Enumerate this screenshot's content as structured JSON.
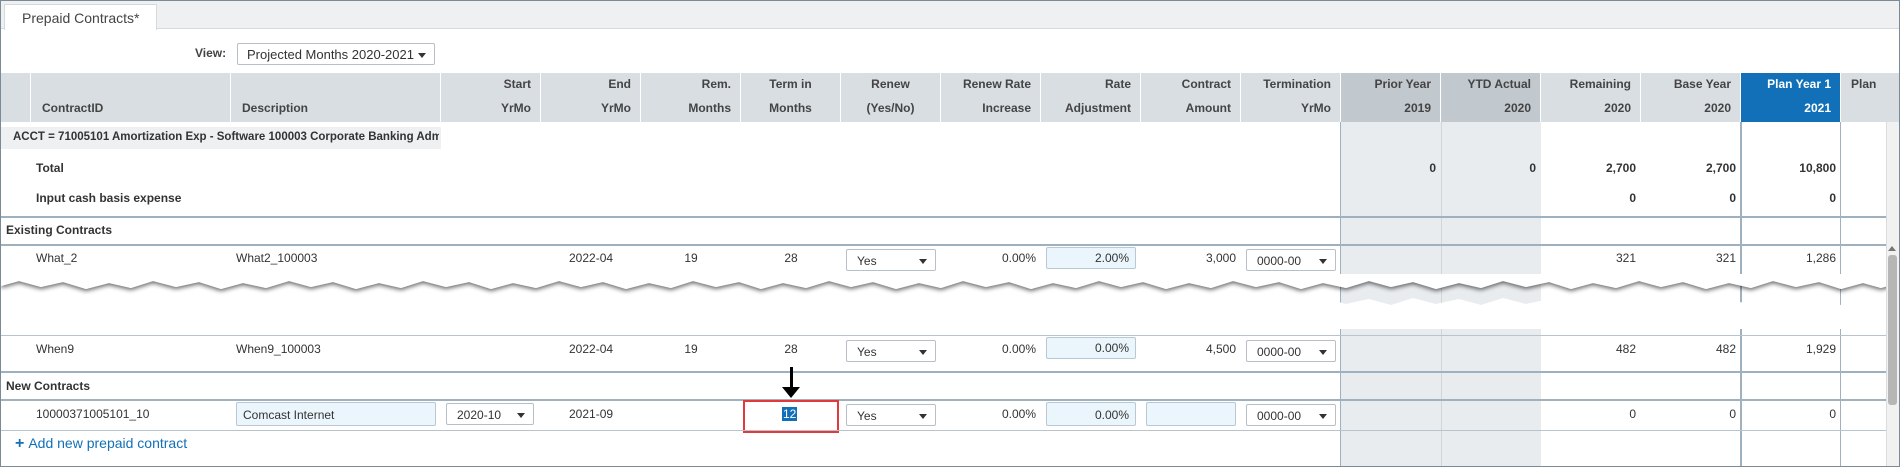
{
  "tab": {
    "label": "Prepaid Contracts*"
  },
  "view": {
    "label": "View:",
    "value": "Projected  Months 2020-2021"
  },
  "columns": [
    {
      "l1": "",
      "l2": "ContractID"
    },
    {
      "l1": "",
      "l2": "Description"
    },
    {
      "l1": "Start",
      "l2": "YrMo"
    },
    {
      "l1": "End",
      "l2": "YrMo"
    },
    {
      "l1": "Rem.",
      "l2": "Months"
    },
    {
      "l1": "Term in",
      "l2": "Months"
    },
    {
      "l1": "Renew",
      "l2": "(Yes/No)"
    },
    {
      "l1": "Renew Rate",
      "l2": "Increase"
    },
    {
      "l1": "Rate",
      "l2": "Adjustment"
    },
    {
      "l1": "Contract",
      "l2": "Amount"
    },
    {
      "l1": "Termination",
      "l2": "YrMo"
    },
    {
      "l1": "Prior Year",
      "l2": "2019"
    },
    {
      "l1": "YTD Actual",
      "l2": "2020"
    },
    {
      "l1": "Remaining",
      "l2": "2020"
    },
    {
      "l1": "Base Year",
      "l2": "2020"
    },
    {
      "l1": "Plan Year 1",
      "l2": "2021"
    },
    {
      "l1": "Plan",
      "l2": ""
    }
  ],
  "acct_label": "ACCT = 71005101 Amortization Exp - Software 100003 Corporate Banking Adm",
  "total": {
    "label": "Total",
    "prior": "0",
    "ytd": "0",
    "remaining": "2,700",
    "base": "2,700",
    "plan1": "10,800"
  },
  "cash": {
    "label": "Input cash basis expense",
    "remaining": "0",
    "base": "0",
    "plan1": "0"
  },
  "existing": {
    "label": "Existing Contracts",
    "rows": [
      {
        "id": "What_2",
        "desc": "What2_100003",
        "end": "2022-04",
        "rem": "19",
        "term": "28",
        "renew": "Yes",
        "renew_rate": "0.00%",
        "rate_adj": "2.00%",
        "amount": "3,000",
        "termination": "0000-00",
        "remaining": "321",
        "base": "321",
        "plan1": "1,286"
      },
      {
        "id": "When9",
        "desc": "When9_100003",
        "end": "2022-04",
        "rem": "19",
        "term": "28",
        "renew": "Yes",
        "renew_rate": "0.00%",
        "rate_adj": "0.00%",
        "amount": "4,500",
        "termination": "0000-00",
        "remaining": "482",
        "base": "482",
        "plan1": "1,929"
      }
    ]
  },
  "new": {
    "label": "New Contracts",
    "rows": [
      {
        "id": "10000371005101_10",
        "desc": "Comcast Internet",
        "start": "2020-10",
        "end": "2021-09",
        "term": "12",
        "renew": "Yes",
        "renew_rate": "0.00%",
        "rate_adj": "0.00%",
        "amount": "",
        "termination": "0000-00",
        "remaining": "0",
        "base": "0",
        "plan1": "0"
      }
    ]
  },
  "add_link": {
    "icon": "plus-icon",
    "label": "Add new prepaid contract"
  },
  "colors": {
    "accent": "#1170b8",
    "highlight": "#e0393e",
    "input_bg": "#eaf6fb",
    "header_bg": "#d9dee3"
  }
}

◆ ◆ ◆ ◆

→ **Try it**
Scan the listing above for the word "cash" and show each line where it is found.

→ **Exercise answer**
  "cash": {
    "label": "Input cash basis expense",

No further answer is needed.